# [Requirement]
What is the number of lines in this data that contain the word "Terbiest"? Give the number alone.

(Component data from apps and pages)
▼

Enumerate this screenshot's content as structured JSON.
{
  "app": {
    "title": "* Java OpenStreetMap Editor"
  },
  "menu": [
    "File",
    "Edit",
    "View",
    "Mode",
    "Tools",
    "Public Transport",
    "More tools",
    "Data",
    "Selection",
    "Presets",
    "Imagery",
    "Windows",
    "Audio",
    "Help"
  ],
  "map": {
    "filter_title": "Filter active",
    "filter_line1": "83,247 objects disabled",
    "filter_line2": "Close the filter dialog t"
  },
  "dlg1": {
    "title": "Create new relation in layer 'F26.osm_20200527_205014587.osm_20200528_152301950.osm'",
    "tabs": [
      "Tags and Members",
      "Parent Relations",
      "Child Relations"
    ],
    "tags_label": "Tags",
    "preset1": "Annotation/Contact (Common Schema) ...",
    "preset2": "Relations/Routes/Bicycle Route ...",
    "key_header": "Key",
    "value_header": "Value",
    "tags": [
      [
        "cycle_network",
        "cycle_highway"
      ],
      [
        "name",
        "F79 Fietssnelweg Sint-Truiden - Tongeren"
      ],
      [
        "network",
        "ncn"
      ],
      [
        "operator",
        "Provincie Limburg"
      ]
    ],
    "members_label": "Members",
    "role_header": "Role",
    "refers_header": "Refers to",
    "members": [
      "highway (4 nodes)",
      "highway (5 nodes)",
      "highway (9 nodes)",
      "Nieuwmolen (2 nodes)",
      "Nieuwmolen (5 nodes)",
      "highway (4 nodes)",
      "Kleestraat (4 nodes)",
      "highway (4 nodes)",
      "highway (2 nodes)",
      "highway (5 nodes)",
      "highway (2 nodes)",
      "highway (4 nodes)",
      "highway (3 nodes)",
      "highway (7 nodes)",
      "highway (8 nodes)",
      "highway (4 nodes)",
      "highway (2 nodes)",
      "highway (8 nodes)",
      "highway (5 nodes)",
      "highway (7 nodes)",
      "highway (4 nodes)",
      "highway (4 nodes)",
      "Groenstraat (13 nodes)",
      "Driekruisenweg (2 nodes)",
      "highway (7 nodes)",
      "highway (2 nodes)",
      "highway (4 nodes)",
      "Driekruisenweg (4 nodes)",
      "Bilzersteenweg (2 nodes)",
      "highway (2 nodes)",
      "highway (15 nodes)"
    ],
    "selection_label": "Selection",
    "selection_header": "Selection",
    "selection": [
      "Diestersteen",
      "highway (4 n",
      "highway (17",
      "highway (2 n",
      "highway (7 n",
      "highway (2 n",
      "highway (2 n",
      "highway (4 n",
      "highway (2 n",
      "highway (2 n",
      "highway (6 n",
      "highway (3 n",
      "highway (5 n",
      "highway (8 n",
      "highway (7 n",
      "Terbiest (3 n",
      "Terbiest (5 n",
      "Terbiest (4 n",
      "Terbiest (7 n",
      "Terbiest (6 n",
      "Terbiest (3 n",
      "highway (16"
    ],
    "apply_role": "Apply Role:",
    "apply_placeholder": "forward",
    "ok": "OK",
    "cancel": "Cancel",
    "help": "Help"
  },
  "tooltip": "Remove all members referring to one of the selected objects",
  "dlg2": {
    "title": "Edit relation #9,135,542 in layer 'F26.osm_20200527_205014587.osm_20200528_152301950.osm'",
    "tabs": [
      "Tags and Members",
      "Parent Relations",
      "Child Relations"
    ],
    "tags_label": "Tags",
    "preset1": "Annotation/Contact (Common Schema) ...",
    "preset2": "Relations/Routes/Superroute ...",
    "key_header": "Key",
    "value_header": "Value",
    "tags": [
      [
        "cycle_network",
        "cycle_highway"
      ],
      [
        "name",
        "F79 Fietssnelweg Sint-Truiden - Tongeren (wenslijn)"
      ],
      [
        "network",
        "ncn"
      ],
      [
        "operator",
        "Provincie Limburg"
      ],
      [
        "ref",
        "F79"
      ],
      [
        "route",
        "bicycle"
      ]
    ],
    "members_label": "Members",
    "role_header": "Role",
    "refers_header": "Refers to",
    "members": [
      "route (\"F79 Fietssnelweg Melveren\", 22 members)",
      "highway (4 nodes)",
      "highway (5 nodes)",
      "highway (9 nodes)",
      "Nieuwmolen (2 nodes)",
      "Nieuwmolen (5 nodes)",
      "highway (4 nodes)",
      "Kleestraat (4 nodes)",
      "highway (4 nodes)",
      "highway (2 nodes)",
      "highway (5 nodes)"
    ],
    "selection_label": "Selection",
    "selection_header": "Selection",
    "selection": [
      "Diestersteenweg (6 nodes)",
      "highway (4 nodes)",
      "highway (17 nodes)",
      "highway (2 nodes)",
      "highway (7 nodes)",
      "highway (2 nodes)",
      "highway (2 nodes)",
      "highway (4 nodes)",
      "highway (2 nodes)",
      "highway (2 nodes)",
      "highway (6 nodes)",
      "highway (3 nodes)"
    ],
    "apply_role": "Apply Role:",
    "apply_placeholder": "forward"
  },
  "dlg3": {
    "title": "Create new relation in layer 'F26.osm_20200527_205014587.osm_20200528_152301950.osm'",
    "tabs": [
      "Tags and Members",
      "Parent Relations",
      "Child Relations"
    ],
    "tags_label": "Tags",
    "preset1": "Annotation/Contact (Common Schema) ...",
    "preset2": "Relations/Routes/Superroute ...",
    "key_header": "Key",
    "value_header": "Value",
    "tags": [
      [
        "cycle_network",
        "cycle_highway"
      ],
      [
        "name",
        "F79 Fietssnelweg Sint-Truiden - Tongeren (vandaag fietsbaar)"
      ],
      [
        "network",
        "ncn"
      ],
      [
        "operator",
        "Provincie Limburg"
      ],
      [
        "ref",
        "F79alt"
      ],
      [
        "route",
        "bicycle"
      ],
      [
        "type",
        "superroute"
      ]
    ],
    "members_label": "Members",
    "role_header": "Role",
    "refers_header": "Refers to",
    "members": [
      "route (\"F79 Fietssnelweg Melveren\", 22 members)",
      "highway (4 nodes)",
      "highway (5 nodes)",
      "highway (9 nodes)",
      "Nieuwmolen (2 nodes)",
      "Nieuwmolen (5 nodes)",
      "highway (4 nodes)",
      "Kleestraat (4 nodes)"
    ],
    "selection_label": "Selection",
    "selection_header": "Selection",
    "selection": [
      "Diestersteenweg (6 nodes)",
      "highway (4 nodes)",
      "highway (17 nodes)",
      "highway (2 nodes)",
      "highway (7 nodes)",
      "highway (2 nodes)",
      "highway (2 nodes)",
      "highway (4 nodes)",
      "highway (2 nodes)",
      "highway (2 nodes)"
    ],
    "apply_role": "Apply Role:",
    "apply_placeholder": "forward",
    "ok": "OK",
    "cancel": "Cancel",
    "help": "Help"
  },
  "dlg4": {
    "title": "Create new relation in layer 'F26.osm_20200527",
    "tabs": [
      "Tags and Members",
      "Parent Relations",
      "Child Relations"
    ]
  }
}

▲

# [Answer below]
6